- plural of knife.
- an instrument for cutting, consisting essentially of a thin, sharp-edged, metal blade fitted with a handle.
- a knifelike weapon; dagger or short sword.
- any blade for cutting, as in a tool or machine.
- to apply a knife to; cut, stab, etc., with a knife.
- to attempt to defeat or undermine in a secret or underhanded way.
- to move or cleave through something with or as if with a knife: The ship knifed through the heavy seas.
- under the knife, in surgery; undergoing a medical operation: The patient was under the knife for four hours.
Origin of knife
Examples from the Web for knives
Bill, full name William Poole, was a real life butcher, skilled with knives and raised in the art of street fighting.Brooklyn’s Gangster Graveyard
October 23, 2014
Men with knives had abducted members of a group sent there to spread awareness about the disease.
An angry mob brandishing machetes, stones, and knives lashed out.
Some had knives pressed against their throats for what seemed like an hour.Abducted, Tortured, Indoctrinated: The Tale of a Teen Who Escaped ISIS

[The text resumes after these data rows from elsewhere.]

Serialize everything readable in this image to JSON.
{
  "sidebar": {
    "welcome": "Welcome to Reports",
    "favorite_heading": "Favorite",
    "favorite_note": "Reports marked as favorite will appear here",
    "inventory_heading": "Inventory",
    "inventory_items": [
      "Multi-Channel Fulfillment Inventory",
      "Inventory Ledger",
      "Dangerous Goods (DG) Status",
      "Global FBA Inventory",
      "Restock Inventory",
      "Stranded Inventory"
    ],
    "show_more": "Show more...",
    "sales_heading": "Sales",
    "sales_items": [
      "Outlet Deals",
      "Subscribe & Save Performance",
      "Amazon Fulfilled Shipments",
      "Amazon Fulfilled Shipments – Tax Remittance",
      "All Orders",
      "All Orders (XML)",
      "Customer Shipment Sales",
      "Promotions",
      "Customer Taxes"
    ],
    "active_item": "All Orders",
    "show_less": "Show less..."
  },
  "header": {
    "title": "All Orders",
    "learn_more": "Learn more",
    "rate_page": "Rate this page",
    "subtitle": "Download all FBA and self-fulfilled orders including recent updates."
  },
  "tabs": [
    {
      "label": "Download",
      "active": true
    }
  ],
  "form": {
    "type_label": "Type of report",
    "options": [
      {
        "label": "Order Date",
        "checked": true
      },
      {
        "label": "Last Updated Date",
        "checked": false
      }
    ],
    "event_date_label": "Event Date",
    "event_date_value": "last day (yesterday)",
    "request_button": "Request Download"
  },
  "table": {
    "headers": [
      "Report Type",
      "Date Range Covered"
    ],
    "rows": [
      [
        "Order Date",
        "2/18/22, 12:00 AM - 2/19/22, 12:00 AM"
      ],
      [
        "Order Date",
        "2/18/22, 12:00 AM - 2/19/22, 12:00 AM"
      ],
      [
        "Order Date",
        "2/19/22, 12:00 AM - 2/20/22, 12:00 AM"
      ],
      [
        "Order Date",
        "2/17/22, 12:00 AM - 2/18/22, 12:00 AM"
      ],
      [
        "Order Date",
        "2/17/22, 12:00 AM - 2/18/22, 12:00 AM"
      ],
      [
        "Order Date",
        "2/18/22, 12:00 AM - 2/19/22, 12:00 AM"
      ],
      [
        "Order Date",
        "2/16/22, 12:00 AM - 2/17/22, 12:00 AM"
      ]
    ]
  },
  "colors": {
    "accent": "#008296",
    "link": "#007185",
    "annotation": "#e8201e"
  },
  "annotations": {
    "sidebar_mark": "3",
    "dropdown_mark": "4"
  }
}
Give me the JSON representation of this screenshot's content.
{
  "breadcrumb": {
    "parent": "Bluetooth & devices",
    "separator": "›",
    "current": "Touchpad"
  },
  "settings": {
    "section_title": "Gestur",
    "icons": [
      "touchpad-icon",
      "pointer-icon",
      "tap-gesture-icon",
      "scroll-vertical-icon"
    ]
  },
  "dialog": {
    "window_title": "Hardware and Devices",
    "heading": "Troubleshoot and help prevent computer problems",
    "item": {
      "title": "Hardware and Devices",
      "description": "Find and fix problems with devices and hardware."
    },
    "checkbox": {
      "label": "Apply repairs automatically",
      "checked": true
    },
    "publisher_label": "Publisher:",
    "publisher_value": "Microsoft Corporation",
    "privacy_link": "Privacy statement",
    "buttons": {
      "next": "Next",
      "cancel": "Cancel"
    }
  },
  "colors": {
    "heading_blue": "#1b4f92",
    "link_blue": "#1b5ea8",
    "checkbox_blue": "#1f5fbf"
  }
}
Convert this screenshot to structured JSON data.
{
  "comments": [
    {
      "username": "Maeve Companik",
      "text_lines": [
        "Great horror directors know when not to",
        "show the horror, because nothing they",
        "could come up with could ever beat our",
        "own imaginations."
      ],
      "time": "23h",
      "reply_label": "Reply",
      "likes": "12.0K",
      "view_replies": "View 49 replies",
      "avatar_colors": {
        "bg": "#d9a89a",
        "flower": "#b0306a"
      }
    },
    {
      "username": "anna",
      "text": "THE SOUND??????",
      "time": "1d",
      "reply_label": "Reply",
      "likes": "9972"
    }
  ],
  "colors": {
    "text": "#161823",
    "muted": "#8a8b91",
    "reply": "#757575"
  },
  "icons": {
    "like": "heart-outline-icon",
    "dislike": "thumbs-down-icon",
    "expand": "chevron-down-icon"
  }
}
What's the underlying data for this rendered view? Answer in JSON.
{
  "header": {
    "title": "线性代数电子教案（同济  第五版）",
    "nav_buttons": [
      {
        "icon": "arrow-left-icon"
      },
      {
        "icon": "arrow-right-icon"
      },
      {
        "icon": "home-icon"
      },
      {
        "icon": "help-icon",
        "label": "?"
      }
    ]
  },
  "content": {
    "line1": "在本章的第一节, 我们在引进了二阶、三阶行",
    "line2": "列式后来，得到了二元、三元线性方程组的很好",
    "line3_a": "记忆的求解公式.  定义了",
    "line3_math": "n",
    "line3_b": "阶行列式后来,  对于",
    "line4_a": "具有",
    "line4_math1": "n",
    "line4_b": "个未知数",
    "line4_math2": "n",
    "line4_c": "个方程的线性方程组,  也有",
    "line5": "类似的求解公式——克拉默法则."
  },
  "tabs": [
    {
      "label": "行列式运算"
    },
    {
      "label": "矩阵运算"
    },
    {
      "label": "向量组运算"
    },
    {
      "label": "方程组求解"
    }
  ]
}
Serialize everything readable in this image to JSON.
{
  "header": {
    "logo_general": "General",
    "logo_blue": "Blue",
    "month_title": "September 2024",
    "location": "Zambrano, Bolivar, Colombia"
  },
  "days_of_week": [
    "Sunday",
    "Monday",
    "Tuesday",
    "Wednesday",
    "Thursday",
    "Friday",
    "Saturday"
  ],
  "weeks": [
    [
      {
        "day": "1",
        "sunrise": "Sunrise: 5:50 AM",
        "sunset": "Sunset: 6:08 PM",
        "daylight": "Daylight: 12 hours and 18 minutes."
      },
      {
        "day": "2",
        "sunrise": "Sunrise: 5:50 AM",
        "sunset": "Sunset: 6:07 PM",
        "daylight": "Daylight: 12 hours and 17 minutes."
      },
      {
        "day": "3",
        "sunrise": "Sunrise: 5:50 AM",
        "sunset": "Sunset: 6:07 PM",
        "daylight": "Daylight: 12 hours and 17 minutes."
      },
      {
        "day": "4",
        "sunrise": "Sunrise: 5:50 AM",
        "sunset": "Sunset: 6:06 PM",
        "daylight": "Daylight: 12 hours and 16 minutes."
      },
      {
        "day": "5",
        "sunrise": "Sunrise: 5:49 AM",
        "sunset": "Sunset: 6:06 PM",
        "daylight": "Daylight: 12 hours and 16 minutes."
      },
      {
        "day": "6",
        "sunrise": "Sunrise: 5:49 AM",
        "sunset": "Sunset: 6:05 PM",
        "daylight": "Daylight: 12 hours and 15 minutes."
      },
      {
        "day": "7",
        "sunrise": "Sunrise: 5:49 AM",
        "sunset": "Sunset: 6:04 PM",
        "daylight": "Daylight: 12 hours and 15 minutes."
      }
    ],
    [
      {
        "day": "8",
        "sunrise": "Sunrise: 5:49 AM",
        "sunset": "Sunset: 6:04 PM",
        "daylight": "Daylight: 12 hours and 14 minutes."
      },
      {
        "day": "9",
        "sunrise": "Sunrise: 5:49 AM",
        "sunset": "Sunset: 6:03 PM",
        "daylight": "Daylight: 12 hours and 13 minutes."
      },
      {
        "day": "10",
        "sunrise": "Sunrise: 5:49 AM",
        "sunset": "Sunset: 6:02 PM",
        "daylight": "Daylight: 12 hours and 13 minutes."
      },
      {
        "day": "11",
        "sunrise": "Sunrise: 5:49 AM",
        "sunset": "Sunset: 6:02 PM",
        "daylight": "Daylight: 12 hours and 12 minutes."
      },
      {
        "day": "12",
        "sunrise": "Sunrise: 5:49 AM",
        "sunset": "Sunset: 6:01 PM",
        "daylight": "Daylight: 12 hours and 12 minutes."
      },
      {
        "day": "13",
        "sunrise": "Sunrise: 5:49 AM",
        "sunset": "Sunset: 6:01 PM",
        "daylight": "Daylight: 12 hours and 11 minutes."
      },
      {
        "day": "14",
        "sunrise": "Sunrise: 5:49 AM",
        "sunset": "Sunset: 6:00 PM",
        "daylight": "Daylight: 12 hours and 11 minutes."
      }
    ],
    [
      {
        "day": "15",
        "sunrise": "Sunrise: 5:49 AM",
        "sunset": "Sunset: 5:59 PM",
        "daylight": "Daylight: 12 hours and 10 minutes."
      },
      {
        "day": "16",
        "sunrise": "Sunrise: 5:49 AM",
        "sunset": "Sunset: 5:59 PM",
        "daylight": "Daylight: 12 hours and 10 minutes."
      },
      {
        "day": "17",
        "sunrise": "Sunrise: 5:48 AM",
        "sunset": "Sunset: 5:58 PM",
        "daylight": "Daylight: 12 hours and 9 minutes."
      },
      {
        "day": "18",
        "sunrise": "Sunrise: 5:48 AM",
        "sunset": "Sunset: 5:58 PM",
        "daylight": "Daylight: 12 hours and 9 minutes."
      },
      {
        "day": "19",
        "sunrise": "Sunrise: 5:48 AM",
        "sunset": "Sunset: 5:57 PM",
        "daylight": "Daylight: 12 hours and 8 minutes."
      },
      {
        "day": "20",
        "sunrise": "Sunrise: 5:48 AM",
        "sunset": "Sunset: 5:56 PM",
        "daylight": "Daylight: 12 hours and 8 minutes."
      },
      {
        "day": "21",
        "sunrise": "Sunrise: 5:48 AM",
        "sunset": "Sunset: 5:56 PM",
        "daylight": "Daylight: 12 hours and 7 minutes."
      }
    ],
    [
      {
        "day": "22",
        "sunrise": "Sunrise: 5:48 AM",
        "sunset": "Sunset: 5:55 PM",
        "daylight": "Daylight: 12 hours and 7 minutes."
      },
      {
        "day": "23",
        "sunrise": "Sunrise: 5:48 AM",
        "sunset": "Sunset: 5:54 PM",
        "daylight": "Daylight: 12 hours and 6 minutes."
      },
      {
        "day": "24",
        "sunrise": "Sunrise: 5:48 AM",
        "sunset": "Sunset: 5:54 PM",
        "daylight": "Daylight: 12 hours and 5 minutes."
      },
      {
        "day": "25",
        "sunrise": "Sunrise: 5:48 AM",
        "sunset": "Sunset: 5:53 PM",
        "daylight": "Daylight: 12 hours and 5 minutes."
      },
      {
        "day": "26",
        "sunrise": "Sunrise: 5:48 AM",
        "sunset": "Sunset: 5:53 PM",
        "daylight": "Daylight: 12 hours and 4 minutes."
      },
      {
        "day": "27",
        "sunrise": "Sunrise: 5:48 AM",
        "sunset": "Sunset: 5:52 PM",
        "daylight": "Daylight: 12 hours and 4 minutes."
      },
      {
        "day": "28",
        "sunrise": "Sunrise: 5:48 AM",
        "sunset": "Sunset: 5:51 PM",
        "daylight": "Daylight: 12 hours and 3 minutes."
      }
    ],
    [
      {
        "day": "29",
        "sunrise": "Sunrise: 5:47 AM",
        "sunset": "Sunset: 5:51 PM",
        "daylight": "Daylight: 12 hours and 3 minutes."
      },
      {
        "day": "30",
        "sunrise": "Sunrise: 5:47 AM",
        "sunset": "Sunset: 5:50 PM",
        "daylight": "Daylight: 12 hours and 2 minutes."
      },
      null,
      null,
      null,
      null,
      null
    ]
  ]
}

August 4, 2014
They wielded baseball bats and knives, yelling “Jews, Jews, Jews” as they carried out the attacks.Italy Suddenly Gets Ugly for Jews
Barbie Latza Nadeau
July 29, 2014
He made signs for me to give him the knife, but I could not, as we were very short of knives.Explorations in Australia
Then she picked one of the knives from the bucket and handed it to him.Her Father's Daughter
Here my mistress met me with a double allowance of knives to clean.Ned Myers
James Fenimore Cooper
The arms of the pale faces are long, and their knives sharp!
Why should they brighten their tomahawks and sharpen their knives against each other?
- the plural of knife
- a cutting instrument consisting of a sharp-edged often pointed blade of metal fitted into a handle or onto a machine
- a similar instrument used as a weapon
- have one's knife in someone to have a grudge against or victimize someone
- twist the knife to make a bad situation worse in a deliberately malicious way
- the knives are out for someone British people are determined to harm or put a stop to someonethe knives are out for Stevens
- under the knife undergoing a surgical operation
- to cut, stab, or kill with a knife
- to betray, injure, or depose in an underhand way
Word Origin and History for knives
late Old English cnif, probably from Old Norse knifr, from Proto-Germanic *knibaz (cf. Middle Low German knif, Middle Dutch cnijf, German kneif), of uncertain origin. To further confuse the etymology, there also are forms in -p-, e.g. Dutch knijp, German kneip. French canif "penknife" (mid-15c.) is borrowed from Middle English or Norse.
1865, from knife (n.). Related: Knifed; knifing.
Idioms and Phrases with knives
see at gunpoint (knifepoint); under the knife; you could cut it with a knife.